NYT article: https://www.nytimes.com/2017/05/15/business/dealbook/a-whistle-blower-tells-of-health-insurers-bilking-medicare.html
Before we can talk about Benjamin Poehling, the whistleblower claiming UnitedHealth Group and others have been systematically scamming Medicare for years, we need to talk about a program called Medicare Advantage.
Medicare Advantage was created in 2003 as a way to fix the budget crisis Medicare faced. This program gave part of Medicare over to private insurance companies, with the expectation that those insured could receive better care for less money. Now, a third of Americans receiving Medicare do so under Medicare Advantage. Previously, the private insurers would take on these patients and then submit claims to the government for reimbursement of the money spent on the patients in the form of procedures. However, this provided an incentive for doctors to perform unnecessary procedures, raising the overall cost of the program and wasting taxpayer money. So, Medicare Advantage was set up differently.

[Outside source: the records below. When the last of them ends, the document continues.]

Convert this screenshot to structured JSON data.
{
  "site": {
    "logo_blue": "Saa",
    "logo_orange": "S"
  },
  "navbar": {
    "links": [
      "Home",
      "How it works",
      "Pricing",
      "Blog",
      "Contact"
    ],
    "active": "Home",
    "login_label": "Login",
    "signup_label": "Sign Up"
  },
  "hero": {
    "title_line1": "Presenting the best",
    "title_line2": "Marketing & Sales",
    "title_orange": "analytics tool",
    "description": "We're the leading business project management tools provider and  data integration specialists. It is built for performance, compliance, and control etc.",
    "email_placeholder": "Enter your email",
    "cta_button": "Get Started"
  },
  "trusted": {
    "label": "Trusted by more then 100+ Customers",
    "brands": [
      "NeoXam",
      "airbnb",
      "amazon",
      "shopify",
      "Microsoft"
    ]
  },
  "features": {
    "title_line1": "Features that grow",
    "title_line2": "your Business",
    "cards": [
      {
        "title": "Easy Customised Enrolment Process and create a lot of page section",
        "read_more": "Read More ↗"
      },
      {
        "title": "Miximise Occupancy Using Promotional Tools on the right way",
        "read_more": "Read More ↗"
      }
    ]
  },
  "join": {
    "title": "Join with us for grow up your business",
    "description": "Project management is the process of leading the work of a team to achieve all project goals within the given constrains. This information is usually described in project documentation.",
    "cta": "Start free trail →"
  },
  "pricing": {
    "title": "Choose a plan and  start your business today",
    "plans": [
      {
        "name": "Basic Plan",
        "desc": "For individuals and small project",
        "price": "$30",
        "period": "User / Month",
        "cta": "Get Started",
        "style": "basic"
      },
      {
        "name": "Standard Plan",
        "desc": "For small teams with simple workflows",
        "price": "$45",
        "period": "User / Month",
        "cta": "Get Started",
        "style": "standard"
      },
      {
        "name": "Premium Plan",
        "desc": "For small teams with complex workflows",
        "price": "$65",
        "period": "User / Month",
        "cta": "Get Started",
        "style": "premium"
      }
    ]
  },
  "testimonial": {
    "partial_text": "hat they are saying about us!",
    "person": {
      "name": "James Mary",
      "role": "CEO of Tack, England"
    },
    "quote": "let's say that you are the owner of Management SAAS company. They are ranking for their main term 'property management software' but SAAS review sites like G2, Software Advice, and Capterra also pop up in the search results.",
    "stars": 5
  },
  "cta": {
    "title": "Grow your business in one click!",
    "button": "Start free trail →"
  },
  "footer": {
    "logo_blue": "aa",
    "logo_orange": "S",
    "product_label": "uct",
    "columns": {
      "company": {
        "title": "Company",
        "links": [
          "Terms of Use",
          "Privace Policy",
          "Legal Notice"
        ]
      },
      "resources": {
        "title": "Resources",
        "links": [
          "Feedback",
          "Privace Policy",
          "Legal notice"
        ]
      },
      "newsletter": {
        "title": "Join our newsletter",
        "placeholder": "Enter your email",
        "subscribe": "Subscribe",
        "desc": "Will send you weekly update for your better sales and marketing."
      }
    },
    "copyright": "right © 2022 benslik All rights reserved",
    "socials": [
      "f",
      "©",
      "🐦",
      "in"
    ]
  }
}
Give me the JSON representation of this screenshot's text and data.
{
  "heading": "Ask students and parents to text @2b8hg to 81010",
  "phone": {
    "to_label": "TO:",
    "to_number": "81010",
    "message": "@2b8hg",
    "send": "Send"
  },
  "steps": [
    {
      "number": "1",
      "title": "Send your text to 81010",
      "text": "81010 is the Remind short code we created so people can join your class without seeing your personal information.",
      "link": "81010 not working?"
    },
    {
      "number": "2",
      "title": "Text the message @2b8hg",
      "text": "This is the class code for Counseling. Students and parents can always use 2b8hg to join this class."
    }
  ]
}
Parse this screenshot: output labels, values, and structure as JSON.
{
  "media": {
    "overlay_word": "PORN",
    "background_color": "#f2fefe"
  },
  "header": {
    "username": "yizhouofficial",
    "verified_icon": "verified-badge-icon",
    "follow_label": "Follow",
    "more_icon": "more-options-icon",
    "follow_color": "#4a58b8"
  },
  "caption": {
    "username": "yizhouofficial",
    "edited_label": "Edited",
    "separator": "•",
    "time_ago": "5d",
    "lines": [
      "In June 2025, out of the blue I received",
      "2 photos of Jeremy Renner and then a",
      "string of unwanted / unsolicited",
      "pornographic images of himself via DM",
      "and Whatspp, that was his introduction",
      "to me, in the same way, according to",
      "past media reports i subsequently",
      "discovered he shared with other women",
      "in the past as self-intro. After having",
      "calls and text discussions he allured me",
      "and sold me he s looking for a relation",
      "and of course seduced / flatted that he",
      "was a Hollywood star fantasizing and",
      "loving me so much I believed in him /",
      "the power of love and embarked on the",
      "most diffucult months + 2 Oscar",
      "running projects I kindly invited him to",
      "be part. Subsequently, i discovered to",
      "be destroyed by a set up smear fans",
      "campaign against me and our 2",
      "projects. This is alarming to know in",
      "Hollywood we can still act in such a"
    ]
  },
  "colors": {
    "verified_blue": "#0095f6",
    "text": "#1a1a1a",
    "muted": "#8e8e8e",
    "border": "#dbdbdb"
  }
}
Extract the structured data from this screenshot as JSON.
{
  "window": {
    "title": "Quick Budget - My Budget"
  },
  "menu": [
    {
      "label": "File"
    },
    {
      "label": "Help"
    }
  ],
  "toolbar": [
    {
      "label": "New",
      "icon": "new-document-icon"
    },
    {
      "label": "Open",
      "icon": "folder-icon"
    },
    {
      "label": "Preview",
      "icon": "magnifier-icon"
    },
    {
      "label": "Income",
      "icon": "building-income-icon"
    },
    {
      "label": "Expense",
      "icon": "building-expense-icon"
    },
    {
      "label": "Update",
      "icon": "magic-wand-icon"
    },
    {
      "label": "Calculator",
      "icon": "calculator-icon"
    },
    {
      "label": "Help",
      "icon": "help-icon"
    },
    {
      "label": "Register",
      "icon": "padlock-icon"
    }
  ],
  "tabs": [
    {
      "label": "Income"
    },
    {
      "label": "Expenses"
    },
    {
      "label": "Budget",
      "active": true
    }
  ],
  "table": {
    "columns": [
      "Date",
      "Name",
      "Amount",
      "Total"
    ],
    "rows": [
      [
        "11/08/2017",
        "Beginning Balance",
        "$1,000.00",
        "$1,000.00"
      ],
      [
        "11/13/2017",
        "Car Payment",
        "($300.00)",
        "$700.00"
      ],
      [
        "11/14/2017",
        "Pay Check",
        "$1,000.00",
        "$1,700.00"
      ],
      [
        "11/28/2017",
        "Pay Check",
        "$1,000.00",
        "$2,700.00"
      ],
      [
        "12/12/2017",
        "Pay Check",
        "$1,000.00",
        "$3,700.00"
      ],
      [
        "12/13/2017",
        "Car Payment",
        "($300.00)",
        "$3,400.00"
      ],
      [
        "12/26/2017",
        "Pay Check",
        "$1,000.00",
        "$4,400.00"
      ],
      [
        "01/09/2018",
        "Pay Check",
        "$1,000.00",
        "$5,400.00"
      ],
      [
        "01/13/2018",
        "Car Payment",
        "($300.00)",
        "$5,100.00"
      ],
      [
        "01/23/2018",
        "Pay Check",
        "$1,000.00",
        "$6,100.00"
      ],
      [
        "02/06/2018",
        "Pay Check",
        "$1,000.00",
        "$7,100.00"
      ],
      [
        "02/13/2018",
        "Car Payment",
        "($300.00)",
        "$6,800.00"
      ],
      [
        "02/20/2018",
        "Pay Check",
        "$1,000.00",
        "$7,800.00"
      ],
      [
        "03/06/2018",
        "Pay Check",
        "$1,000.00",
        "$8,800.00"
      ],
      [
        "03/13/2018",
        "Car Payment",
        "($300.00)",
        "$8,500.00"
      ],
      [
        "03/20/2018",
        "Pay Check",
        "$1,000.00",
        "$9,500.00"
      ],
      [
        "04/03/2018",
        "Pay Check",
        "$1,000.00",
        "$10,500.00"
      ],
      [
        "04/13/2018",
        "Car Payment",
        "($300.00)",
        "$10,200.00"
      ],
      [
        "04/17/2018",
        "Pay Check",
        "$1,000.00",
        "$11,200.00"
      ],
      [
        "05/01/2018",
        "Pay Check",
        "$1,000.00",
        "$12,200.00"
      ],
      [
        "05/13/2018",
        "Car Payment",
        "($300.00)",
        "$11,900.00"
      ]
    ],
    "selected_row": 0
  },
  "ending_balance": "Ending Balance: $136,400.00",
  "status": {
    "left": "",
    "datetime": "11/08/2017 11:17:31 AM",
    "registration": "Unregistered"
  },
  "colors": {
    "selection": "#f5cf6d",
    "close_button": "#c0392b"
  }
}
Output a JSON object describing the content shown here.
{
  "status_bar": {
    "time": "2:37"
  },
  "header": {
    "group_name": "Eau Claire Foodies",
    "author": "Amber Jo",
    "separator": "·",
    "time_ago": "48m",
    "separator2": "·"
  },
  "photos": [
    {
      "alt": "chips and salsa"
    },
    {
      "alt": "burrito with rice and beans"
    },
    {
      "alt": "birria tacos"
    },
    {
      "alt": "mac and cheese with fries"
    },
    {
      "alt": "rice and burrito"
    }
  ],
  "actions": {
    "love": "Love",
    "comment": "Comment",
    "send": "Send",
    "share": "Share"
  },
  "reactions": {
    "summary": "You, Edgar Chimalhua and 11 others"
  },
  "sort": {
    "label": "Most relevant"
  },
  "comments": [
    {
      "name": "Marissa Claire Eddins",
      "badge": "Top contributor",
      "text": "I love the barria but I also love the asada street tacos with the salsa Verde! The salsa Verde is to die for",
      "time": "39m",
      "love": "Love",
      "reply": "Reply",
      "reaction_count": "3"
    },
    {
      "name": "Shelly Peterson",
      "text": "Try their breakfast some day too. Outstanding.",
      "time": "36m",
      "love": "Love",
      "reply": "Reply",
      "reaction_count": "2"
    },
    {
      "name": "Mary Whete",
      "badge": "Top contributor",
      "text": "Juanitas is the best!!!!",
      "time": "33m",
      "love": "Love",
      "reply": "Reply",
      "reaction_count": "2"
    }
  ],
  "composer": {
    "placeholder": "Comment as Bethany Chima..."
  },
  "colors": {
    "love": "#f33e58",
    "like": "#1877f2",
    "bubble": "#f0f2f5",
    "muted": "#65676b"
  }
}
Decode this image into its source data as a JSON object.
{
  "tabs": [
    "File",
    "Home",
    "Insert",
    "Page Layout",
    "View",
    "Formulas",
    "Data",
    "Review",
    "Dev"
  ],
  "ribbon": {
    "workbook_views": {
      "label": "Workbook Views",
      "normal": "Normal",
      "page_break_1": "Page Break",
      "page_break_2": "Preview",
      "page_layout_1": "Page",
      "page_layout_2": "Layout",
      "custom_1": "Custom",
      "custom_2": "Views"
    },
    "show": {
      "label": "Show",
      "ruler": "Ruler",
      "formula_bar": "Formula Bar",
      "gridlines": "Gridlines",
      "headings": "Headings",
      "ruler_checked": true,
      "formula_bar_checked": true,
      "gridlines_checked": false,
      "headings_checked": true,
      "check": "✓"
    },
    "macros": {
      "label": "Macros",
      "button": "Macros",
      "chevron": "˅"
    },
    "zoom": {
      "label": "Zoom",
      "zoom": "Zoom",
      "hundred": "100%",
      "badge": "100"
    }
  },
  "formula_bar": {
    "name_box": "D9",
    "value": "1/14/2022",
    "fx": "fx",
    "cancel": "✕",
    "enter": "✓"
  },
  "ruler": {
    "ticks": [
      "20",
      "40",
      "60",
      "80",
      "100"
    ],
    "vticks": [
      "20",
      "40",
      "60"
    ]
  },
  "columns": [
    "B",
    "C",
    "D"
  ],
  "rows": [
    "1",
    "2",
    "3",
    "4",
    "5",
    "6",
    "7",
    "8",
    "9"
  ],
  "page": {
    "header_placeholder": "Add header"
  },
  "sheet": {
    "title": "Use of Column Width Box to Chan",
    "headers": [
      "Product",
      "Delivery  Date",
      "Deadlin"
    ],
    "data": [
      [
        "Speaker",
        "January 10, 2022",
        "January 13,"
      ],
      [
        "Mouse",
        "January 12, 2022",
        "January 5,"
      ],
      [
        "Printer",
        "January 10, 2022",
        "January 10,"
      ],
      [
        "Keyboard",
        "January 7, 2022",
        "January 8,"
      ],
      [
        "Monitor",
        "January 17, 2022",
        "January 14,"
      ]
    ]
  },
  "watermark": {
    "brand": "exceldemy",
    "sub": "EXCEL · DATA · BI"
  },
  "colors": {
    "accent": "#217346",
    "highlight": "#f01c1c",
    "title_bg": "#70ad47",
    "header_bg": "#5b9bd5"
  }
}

Under Medicare Advantage, a private insurer is paid a set yearly fee for each patient it takes on that is covered by the program. This fee is determined not by procedures performed, but by diagnoses. This fee is affected most by a patient being treated recently for certain conditions, which provides incentive for insurers to go looking for diagnoses. The example given in the NYT article is that of a patient diagnosed with diabetes and kidney failure when she was taken on, but if the insurer could argue that the kidney failure had been caused by diabetes, the insurer would receive an additional $3,300 a year for that patient.
That’s where Mr. Poehling and other whistleblowers like him come in. Poehling worked for UnitedHealth for ten years, from 2002 to 2012, as a finance director. Poehling claims that UnitedHealth was abusing government funds through Medicare Advantage by only searching for diagnoses that would raise a patient’s “risk score,” or the measurement of a patient’s health that determines how much an insurer is paid for that patient. Poehling says that in the example of the patient with diabetes, UnitedHealth would not also screen for high blood pressure, a potentially dangerous condition, because high blood pressure would not raise the patient’s risk score. Poehling also says that he and his coworkers were given bonuses for achieving revenue targets, but not for “better health outcomes or for more accurate patients’ charts.”
Poehling is suing UnitedHealth under the False Claims Act for the potentially billions of dollars the company may have received from the government under false pretenses. Whistleblowers, people like Poehling, who come forward with information about potential misuse of taxpayer funds, are protected under the FCA. They seek to bring these companies to justice, and are rewarded with a percentage of whatever payout results from the case.
Even well-intended programs designed to thwart one type of fraud can create unintended incentives for other types of fraud. Companies and individuals who cannot resist the temptation to skirt the rules and claim benefits to which they are not entitled are setting themselves up for prosecution. Oftentimes employee-insiders figure out or know about the fraud, are uncomfortable with what they’re being asked to do on the job, and make the difficult decision to put a stop to it.
Mastando & Artrip are experienced in handling cases like these where whistleblowers seek to bring to light misdeeds by private companies. If you believe you may have information about a FCA violation, give us a call at 256-532-2222 and we’ll be happy to speak to you.